  2. Emery confirmed that there will be NO signals for pedestrians to cross the street. The crosswalks are planned at the roundabouts, so pedestrians will have to cross 4 lanes of roundabout traffic without a pedestrian signal. As of now, to cross halfway and wait to cross the other half, pedestrians will only have lane stripping to protect them in the middle (that is, no raised pedestrian island in the middle).
  3. The state has no policy for multiple lane roundabouts with bike and pedestrian crossings. Still discussing whether islands should be added on pedestrians crossing so they have a place to stand in the middle of the street.
  4. Emery said the bike lanes will really be the road shoulders and it is unlikely that any bike symbols will be painted on the ground.

There are issues with the traffic study

  1. The traffic study was based on “general retail”. We now know the development would include a major grocery store, and “grocery” is a much larger trip generator than retail and commercial development. Putting that into the study would increase the number of vehicles forecasted.
  2. The traffic study did not take into consideration traffic from the North Shore Music Theater, which would combine with shopping center traffic after 6 p.m. during events.

The Phase 1 plan we have been presented is NOT the only alternative that would work for the area

  1. Emery confirmed that the connector road does not need to be moved. Traffic and safety improvements can be made in its current location, on the existing footprint.
  2. The main reasoning behind moving the connector road was an initial plan for the road between Brimbal and the Phase 2 off-ramp to directly connect to the Brimbal roundabout (where Sunoco is now—the plan was to “take” Sunoco by eminent domain), and then diagonally connect to the Phase 2 rotary at the top of Otis Road. However, MassDOT shut that plan down because it would require the road between Brimbal and Otis to go directly through wetlands. So the alternative was to have Phase 2 connect to Brimbal by using the full length of Otis Road, and having a traffic signal at the intersection of Otis and Brimbal. Since the plan no longer connects Phase 1 and Phase 2 at the Brimbal roundabout, there is no real reason to move the connector road. Emery said that MassDot likes the added queuing length, but that it is not necessary. Emery said the main reason for sticking with moving the connector road was the land swap with CEA.
  3. Emery also noted that he personally liked a signal at the Brimbal/Connector road intersection, since the rotary raises challenges for the Sunoco station and the gasoline deliveries. However, MassDOT pushed for a roundabout there.
  4. Emery did not deny that the City could have pursued Phase 2 first.

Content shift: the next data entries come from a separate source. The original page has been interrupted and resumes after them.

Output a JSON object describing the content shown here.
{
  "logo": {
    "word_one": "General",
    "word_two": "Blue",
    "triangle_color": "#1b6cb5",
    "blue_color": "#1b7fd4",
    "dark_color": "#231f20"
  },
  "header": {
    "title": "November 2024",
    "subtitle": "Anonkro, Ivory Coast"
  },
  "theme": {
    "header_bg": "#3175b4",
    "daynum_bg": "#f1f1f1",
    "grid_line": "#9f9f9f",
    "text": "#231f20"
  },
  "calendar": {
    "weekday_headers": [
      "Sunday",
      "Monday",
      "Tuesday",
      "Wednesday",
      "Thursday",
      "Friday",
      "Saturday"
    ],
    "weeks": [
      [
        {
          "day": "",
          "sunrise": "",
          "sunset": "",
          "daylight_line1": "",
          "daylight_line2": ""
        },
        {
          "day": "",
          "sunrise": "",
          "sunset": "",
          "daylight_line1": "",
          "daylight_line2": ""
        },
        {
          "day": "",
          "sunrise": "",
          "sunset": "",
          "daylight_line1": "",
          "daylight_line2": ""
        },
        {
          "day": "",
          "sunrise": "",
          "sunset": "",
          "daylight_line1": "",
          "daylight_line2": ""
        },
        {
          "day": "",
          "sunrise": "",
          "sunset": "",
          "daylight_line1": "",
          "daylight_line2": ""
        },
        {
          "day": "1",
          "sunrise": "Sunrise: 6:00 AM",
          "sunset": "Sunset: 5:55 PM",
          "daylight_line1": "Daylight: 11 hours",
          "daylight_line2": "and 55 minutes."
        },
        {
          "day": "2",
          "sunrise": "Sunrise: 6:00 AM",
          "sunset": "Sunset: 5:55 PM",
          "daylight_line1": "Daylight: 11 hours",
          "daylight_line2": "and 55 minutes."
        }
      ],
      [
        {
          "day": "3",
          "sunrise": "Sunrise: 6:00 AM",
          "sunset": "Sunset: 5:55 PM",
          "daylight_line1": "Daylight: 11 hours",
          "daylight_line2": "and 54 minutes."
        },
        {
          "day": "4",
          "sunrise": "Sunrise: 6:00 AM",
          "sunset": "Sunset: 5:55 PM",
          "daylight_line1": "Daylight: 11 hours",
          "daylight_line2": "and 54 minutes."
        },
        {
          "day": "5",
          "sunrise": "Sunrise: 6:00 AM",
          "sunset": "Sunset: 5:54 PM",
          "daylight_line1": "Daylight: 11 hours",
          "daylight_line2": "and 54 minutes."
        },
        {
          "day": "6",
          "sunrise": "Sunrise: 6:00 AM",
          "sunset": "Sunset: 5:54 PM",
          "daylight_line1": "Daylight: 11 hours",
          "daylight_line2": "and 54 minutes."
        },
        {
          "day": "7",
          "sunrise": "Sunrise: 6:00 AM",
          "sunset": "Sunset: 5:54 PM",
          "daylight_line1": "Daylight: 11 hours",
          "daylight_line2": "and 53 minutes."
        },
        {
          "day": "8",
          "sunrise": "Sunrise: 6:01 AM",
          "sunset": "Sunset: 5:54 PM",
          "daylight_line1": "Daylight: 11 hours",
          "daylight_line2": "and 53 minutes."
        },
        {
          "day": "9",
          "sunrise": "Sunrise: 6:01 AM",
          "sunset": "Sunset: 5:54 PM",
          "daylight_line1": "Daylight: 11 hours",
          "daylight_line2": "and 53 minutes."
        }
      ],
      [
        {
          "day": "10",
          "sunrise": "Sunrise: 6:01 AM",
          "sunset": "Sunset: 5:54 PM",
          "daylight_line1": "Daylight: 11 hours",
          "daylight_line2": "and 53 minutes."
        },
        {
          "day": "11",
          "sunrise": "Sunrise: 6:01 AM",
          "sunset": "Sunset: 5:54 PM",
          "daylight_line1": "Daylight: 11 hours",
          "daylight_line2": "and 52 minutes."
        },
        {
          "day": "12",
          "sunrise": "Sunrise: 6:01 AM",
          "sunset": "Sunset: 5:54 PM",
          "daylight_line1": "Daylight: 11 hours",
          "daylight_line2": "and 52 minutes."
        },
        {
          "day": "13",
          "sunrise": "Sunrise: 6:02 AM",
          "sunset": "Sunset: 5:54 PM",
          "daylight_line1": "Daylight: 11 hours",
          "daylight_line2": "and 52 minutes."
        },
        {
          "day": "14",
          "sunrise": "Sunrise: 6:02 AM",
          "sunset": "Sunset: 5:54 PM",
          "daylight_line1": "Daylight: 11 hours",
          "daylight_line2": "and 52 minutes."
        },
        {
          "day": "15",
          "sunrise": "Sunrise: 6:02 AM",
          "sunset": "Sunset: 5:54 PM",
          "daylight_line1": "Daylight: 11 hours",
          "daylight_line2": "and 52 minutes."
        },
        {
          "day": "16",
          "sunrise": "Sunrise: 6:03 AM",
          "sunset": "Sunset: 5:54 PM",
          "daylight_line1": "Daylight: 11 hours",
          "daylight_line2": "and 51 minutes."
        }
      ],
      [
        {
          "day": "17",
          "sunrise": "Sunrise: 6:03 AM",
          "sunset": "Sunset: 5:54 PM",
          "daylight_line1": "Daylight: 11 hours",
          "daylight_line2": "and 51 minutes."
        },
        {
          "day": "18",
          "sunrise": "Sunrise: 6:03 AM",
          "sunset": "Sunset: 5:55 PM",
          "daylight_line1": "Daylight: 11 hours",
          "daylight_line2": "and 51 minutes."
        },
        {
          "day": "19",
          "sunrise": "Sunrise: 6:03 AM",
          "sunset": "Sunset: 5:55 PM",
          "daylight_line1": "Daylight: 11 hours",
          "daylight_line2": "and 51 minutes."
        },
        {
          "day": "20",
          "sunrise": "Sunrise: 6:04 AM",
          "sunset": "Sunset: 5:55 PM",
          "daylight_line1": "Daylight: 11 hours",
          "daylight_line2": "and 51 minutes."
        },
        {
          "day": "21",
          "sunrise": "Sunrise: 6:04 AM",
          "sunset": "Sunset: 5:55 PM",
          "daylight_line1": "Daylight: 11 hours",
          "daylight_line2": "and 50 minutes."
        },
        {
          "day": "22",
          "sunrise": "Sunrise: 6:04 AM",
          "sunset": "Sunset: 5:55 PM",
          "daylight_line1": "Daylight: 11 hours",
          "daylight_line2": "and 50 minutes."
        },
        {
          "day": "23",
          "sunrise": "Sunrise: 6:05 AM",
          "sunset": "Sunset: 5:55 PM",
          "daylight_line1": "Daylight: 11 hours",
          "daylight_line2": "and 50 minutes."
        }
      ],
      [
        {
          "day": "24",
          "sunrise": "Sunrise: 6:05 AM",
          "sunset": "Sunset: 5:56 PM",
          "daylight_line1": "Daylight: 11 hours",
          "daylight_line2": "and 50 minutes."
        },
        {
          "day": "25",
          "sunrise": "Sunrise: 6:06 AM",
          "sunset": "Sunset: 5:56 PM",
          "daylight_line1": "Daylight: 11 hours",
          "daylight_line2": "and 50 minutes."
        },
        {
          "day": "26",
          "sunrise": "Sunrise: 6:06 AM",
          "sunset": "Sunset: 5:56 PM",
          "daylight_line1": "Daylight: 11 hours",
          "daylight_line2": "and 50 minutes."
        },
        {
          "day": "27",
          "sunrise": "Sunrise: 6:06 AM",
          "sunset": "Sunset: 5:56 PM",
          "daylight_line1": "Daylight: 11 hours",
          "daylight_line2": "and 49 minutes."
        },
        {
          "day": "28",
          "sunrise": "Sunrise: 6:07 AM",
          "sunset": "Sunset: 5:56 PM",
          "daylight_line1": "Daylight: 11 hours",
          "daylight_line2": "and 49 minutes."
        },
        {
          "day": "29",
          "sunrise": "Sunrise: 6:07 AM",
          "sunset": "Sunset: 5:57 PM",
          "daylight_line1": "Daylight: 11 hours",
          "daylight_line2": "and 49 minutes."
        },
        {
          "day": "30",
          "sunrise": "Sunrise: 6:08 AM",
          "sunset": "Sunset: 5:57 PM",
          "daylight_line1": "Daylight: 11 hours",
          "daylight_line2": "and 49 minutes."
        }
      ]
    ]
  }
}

It is clear that the whole city needs to be better informed before any decision is made.